Problem to work on ->
Print every line of the data exactly as shown.

*** Records shown Section Begins ***

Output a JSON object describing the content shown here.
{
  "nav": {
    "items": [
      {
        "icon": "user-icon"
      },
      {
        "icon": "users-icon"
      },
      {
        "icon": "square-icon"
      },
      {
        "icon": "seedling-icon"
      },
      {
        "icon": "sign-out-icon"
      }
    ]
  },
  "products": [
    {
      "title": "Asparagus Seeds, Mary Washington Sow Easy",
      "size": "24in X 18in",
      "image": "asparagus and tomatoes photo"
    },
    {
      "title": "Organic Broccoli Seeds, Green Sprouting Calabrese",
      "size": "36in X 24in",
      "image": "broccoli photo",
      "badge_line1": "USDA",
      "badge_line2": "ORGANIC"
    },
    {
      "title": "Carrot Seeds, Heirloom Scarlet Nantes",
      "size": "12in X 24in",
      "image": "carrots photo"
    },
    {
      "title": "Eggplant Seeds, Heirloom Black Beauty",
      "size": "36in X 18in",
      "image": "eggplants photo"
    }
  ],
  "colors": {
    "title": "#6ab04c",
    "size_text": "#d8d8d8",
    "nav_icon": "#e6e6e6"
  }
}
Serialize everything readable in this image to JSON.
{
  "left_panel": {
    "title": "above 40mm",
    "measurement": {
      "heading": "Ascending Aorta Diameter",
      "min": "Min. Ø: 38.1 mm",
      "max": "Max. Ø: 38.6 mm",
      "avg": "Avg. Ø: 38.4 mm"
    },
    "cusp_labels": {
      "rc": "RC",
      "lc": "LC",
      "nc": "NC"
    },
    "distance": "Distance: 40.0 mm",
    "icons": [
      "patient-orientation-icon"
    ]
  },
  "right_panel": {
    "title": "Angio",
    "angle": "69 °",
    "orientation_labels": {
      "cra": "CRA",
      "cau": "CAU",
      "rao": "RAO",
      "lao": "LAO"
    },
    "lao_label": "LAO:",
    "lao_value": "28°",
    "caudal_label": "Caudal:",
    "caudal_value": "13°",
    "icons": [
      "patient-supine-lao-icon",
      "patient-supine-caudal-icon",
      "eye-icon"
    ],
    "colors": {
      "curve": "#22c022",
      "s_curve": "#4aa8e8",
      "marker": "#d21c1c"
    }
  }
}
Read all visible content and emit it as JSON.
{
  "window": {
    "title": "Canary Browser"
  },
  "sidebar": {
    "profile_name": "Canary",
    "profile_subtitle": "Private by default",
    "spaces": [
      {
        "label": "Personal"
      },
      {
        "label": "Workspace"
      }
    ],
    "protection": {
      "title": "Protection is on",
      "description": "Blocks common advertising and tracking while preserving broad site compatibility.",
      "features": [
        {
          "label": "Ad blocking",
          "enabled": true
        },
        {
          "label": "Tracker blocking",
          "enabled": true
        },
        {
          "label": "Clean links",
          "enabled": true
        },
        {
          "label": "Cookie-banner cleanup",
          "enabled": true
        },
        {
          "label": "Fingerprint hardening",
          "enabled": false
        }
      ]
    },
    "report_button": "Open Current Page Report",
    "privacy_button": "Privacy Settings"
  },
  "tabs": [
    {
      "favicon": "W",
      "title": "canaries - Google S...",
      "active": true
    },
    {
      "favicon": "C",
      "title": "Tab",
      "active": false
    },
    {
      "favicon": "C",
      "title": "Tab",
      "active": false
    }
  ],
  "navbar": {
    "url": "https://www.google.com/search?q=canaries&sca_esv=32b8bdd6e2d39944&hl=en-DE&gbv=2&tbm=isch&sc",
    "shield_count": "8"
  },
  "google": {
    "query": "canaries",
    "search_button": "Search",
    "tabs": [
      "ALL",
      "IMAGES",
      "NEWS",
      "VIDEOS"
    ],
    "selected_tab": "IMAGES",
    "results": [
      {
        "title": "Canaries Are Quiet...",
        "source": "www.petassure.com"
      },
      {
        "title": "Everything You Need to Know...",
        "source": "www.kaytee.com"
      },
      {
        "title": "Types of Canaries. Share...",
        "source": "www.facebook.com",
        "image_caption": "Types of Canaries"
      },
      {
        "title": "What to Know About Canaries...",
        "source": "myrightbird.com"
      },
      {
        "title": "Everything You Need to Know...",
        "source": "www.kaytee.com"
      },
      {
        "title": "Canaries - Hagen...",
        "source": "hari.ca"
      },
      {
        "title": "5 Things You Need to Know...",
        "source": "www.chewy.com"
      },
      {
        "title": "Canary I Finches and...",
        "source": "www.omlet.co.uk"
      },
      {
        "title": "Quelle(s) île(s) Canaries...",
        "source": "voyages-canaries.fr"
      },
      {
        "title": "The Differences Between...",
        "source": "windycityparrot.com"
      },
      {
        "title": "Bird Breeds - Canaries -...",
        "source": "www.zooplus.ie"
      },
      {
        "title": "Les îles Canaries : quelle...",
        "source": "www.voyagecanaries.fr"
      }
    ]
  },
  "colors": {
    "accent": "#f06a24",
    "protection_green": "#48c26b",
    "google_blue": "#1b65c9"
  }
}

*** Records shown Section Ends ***

Reply ->
Output a JSON object describing the content shown here.
{
  "nav": {
    "items": [
      {
        "icon": "user-icon"
      },
      {
        "icon": "users-icon"
      },
      {
        "icon": "square-icon"
      },
      {
        "icon": "seedling-icon"
      },
      {
        "icon": "sign-out-icon"
      }
    ]
  },
  "products": [
    {
      "title": "Asparagus Seeds, Mary Washington Sow Easy",
      "size": "24in X 18in",
      "image": "asparagus and tomatoes photo"
    },
    {
      "title": "Organic Broccoli Seeds, Green Sprouting Calabrese",
      "size": "36in X 24in",
      "image": "broccoli photo",
      "badge_line1": "USDA",
      "badge_line2": "ORGANIC"
    },
    {
      "title": "Carrot Seeds, Heirloom Scarlet Nantes",
      "size": "12in X 24in",
      "image": "carrots photo"
    },
    {
      "title": "Eggplant Seeds, Heirloom Black Beauty",
      "size": "36in X 18in",
      "image": "eggplants photo"
    }
  ],
  "colors": {
    "title": "#6ab04c",
    "size_text": "#d8d8d8",
    "nav_icon": "#e6e6e6"
  }
}
Serialize everything readable in this image to JSON.
{
  "left_panel": {
    "title": "above 40mm",
    "measurement": {
      "heading": "Ascending Aorta Diameter",
      "min": "Min. Ø: 38.1 mm",
      "max": "Max. Ø: 38.6 mm",
      "avg": "Avg. Ø: 38.4 mm"
    },
    "cusp_labels": {
      "rc": "RC",
      "lc": "LC",
      "nc": "NC"
    },
    "distance": "Distance: 40.0 mm",
    "icons": [
      "patient-orientation-icon"
    ]
  },
  "right_panel": {
    "title": "Angio",
    "angle": "69 °",
    "orientation_labels": {
      "cra": "CRA",
      "cau": "CAU",
      "rao": "RAO",
      "lao": "LAO"
    },
    "lao_label": "LAO:",
    "lao_value": "28°",
    "caudal_label": "Caudal:",
    "caudal_value": "13°",
    "icons": [
      "patient-supine-lao-icon",
      "patient-supine-caudal-icon",
      "eye-icon"
    ],
    "colors": {
      "curve": "#22c022",
      "s_curve": "#4aa8e8",
      "marker": "#d21c1c"
    }
  }
}
Read all visible content and emit it as JSON.
{
  "window": {
    "title": "Canary Browser"
  },
  "sidebar": {
    "profile_name": "Canary",
    "profile_subtitle": "Private by default",
    "spaces": [
      {
        "label": "Personal"
      },
      {
        "label": "Workspace"
      }
    ],
    "protection": {
      "title": "Protection is on",
      "description": "Blocks common advertising and tracking while preserving broad site compatibility.",
      "features": [
        {
          "label": "Ad blocking",
          "enabled": true
        },
        {
          "label": "Tracker blocking",
          "enabled": true
        },
        {
          "label": "Clean links",
          "enabled": true
        },
        {
          "label": "Cookie-banner cleanup",
          "enabled": true
        },
        {
          "label": "Fingerprint hardening",
          "enabled": false
        }
      ]
    },
    "report_button": "Open Current Page Report",
    "privacy_button": "Privacy Settings"
  },
  "tabs": [
    {
      "favicon": "W",
      "title": "canaries - Google S...",
      "active": true
    },
    {
      "favicon": "C",
      "title": "Tab",
      "active": false
    },
    {
      "favicon": "C",
      "title": "Tab",
      "active": false
    }
  ],
  "navbar": {
    "url": "https://www.google.com/search?q=canaries&sca_esv=32b8bdd6e2d39944&hl=en-DE&gbv=2&tbm=isch&sc",
    "shield_count": "8"
  },
  "google": {
    "query": "canaries",
    "search_button": "Search",
    "tabs": [
      "ALL",
      "IMAGES",
      "NEWS",
      "VIDEOS"
    ],
    "selected_tab": "IMAGES",
    "results": [
      {
        "title": "Canaries Are Quiet...",
        "source": "www.petassure.com"
      },
      {
        "title": "Everything You Need to Know...",
        "source": "www.kaytee.com"
      },
      {
        "title": "Types of Canaries. Share...",
        "source": "www.facebook.com",
        "image_caption": "Types of Canaries"
      },
      {
        "title": "What to Know About Canaries...",
        "source": "myrightbird.com"
      },
      {
        "title": "Everything You Need to Know...",
        "source": "www.kaytee.com"
      },
      {
        "title": "Canaries - Hagen...",
        "source": "hari.ca"
      },
      {
        "title": "5 Things You Need to Know...",
        "source": "www.chewy.com"
      },
      {
        "title": "Canary I Finches and...",
        "source": "www.omlet.co.uk"
      },
      {
        "title": "Quelle(s) île(s) Canaries...",
        "source": "voyages-canaries.fr"
      },
      {
        "title": "The Differences Between...",
        "source": "windycityparrot.com"
      },
      {
        "title": "Bird Breeds - Canaries -...",
        "source": "www.zooplus.ie"
      },
      {
        "title": "Les îles Canaries : quelle...",
        "source": "www.voyagecanaries.fr"
      }
    ]
  },
  "colors": {
    "accent": "#f06a24",
    "protection_green": "#48c26b",
    "google_blue": "#1b65c9"
  }
}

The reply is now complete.